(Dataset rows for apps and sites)
>>>>

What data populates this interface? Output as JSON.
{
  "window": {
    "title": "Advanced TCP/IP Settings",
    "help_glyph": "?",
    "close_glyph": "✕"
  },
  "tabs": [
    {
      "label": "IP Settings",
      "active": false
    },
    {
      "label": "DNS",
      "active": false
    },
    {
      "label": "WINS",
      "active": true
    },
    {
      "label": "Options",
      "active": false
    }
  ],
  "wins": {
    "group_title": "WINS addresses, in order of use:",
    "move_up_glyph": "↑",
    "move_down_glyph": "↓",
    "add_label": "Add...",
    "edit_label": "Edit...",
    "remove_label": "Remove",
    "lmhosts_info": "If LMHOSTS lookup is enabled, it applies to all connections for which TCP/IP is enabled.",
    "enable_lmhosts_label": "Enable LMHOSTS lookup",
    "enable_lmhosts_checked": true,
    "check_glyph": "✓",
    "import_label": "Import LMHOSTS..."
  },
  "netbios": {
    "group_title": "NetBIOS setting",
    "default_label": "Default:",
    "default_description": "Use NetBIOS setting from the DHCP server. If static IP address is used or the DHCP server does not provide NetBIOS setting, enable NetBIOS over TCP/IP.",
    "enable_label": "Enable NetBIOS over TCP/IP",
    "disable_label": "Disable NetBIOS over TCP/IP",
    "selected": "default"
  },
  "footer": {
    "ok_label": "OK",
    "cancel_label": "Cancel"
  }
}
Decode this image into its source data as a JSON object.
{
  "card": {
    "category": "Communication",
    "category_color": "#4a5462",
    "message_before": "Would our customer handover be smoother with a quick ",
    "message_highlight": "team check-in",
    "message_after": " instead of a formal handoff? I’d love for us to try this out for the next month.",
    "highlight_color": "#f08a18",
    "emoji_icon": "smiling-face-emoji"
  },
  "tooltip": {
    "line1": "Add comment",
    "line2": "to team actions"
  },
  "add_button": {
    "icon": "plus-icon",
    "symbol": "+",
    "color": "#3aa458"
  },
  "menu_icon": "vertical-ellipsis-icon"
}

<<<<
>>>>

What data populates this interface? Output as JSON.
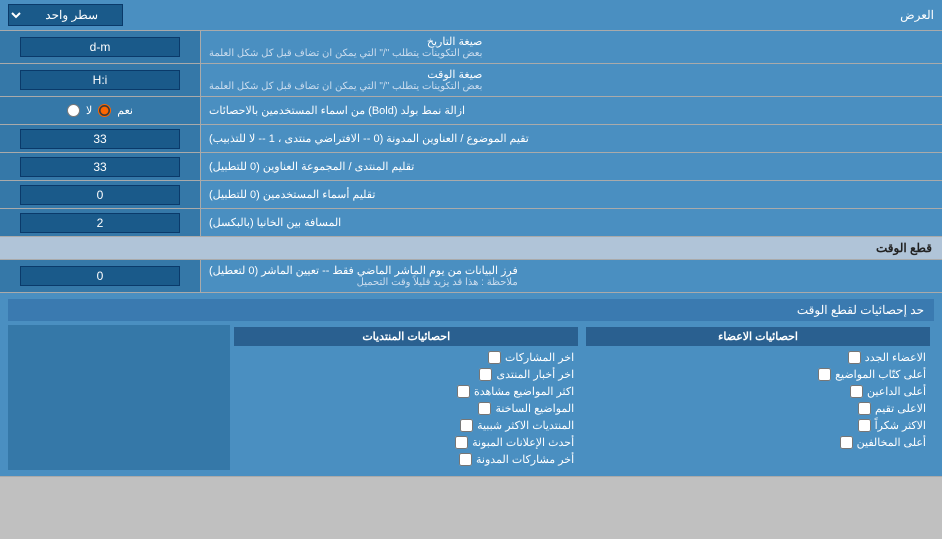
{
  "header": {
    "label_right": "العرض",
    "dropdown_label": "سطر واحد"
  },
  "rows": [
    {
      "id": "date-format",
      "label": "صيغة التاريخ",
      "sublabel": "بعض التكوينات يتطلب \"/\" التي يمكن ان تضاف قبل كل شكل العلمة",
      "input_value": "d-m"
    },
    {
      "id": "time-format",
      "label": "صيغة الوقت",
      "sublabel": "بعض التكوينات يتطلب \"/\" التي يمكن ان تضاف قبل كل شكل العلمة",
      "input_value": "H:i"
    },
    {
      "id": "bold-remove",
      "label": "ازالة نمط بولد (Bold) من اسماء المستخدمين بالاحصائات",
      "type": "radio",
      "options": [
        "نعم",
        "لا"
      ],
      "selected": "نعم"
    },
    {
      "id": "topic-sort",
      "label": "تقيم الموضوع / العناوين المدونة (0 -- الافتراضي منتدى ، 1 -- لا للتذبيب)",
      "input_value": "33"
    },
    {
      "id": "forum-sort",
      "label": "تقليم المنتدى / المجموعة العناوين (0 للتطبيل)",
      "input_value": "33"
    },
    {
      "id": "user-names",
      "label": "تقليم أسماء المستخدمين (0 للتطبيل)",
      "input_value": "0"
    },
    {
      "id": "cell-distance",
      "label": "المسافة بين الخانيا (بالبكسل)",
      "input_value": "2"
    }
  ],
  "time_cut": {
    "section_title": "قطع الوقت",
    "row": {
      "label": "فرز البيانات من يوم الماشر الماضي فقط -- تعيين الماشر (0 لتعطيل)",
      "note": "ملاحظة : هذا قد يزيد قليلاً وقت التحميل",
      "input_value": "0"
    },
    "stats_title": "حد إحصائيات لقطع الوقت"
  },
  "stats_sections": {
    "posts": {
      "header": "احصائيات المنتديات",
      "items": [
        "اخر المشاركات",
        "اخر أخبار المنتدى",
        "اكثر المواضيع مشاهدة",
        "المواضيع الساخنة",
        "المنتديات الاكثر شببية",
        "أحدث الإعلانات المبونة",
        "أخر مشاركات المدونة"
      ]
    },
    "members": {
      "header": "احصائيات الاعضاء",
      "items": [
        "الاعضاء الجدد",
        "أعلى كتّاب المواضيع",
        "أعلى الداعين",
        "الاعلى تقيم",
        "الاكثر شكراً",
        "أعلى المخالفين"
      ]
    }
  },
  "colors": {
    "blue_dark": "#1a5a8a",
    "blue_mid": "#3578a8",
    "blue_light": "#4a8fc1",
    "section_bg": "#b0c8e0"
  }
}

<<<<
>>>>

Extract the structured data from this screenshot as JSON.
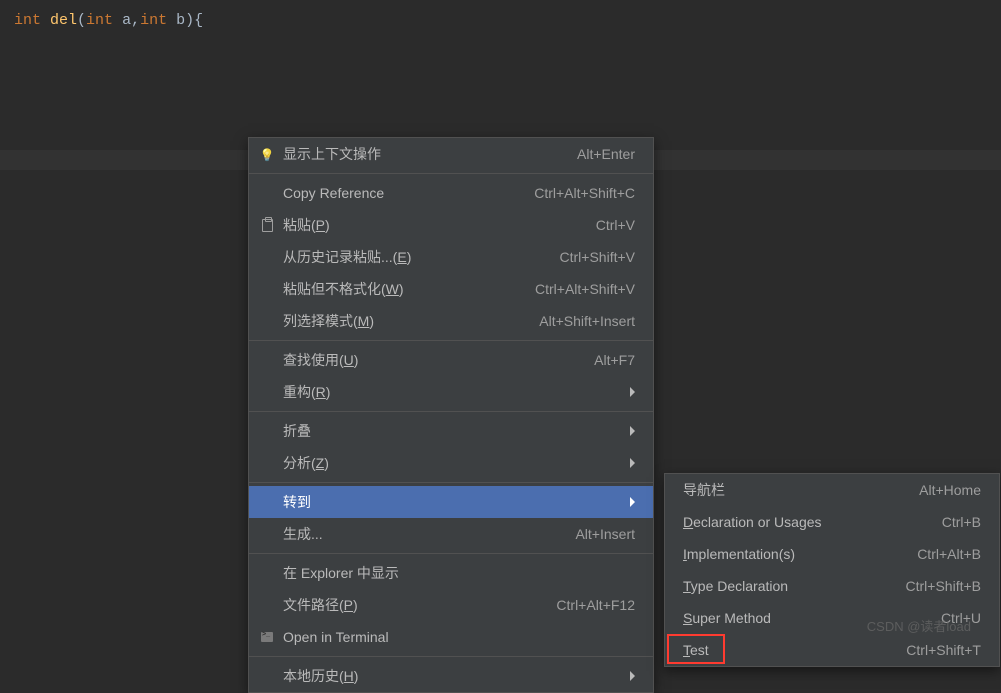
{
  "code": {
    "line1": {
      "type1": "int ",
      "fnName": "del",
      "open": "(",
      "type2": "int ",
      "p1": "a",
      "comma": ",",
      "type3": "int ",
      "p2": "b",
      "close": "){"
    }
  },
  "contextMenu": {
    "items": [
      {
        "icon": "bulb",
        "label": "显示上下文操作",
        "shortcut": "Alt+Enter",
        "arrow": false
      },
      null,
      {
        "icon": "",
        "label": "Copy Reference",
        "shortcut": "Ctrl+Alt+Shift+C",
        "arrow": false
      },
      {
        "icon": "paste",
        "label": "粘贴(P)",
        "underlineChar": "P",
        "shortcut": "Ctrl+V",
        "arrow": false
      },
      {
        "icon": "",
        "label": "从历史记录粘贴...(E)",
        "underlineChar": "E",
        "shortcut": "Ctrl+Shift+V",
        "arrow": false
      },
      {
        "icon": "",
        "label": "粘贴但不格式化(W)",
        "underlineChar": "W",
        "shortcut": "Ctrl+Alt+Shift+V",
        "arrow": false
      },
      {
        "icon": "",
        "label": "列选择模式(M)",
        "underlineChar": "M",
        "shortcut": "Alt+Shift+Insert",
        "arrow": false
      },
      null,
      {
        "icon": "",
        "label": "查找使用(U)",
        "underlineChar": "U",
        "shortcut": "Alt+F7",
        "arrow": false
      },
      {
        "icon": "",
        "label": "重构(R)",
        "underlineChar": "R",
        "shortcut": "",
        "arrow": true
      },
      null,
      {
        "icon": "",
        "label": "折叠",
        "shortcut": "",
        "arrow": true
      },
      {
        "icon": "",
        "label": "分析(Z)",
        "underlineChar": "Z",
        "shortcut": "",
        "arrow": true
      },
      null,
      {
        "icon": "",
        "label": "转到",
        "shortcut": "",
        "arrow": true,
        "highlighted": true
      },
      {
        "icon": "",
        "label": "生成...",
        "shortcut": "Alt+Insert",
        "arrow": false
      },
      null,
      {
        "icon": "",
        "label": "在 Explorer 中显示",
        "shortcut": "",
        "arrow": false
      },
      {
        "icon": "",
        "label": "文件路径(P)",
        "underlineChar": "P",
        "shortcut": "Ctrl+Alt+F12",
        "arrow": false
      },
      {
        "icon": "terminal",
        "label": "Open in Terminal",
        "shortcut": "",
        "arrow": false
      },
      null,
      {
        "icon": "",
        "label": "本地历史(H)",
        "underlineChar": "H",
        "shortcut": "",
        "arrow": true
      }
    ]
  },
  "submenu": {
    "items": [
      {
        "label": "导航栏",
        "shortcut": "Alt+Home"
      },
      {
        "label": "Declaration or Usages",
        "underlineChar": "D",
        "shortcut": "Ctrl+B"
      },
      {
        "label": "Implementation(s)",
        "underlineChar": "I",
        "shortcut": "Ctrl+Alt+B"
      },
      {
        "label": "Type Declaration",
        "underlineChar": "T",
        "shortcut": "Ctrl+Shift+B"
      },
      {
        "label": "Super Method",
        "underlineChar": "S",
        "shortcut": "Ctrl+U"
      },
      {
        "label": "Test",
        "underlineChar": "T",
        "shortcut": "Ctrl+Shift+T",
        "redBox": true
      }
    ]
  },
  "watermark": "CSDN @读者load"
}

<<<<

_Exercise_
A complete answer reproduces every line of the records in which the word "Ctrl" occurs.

_Output of the task_
        "shortcut": "Ctrl+Alt+Shift+C",
        "shortcut": "Ctrl+V",
        "shortcut": "Ctrl+Shift+V",
        "shortcut": "Ctrl+Alt+Shift+V",
        "shortcut": "Ctrl+Alt+F12",
        "shortcut": "Ctrl+B"
        "shortcut": "Ctrl+Alt+B"
        "shortcut": "Ctrl+Shift+B"
        "shortcut": "Ctrl+U"
        "shortcut": "Ctrl+Shift+T",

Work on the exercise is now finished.